"Knowing that the Martian mantle is still active is critical to our understanding of how Mars evolved as a planet," said geophysicist Hrvoje Tkalci of the Australian National University.
"This research can help us answer fundamental questions about the Solar System and the state of mars' core, mantle, and the evolution of its magnetic field that is currently unknown, reported from the Science Alert website, Wednesday, April 6, 2022.
There is very little magnetic field there. A planet's magnetic field is usually generated within the planet. The lack of a Martian magnetic field indicates little activity.
But when NASA's InSight lander arrived in November 2018 and began listening to Mars' heartbeat, researchers noticed that Mars was rumbling.
To date, NASA's InSight has detected hundreds of earthquakes on Mars. Tkalci and his colleague, geophysicist Weijia Sun of the Chinese Academy of Sciences, wanted to look for earthquakes that might go unnoticed in the InSight data.
They used two unconventional techniques, recently applied to geophysics to hunt down seismic events in InSight data.
Based on nine known Martian earthquake patterns, the two detected 47 new seismic events originating in a region of Mars called Cerberus Fossae, or a system of cracks created by faults that have separated earth's crust.
Tkalci and Sun are looking into the cause of the quake. Their analysis found no pattern at the time of the quake, ruling out causes such as the influence of Mars' moon Phobos.
They also assumed that the movement of molten rock in the Martian mantle was triggered by 47 Martian earthquakes detected beneath the Cerberus Fossae region.

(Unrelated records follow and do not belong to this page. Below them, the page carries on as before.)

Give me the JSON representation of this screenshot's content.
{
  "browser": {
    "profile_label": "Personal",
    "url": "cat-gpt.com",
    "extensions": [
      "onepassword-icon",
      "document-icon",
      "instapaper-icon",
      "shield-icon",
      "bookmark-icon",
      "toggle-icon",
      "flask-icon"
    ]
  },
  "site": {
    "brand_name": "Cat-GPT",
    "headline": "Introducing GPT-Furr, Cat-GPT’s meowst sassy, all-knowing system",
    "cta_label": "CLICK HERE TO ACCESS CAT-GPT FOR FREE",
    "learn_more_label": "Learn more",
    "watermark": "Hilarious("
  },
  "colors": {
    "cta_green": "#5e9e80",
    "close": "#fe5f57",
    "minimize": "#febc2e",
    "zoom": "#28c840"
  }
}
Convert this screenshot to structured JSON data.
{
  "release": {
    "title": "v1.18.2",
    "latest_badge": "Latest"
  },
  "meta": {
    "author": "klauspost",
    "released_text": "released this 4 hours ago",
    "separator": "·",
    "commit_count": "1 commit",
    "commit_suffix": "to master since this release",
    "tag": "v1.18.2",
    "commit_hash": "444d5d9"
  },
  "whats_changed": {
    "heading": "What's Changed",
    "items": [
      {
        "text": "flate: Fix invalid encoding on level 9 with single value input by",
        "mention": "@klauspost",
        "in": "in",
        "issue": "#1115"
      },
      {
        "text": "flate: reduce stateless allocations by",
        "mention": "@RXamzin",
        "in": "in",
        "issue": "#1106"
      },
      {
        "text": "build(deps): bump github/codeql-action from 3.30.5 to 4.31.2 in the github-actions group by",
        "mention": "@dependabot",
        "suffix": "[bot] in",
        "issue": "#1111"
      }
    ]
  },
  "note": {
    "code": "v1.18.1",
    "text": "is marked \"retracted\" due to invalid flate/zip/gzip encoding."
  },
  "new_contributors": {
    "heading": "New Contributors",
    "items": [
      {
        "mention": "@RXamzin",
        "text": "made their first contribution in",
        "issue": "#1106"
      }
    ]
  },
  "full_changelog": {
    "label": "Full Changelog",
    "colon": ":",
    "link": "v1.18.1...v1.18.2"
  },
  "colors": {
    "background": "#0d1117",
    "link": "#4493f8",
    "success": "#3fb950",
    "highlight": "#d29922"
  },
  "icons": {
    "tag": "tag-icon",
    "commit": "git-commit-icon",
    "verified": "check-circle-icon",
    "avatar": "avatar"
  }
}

"We found that Marsquake repeatedly occurs throughout the day on Mars. Marsquakes detected and reported by NASA in the past appear to only occur at midnight when the planet is calmer."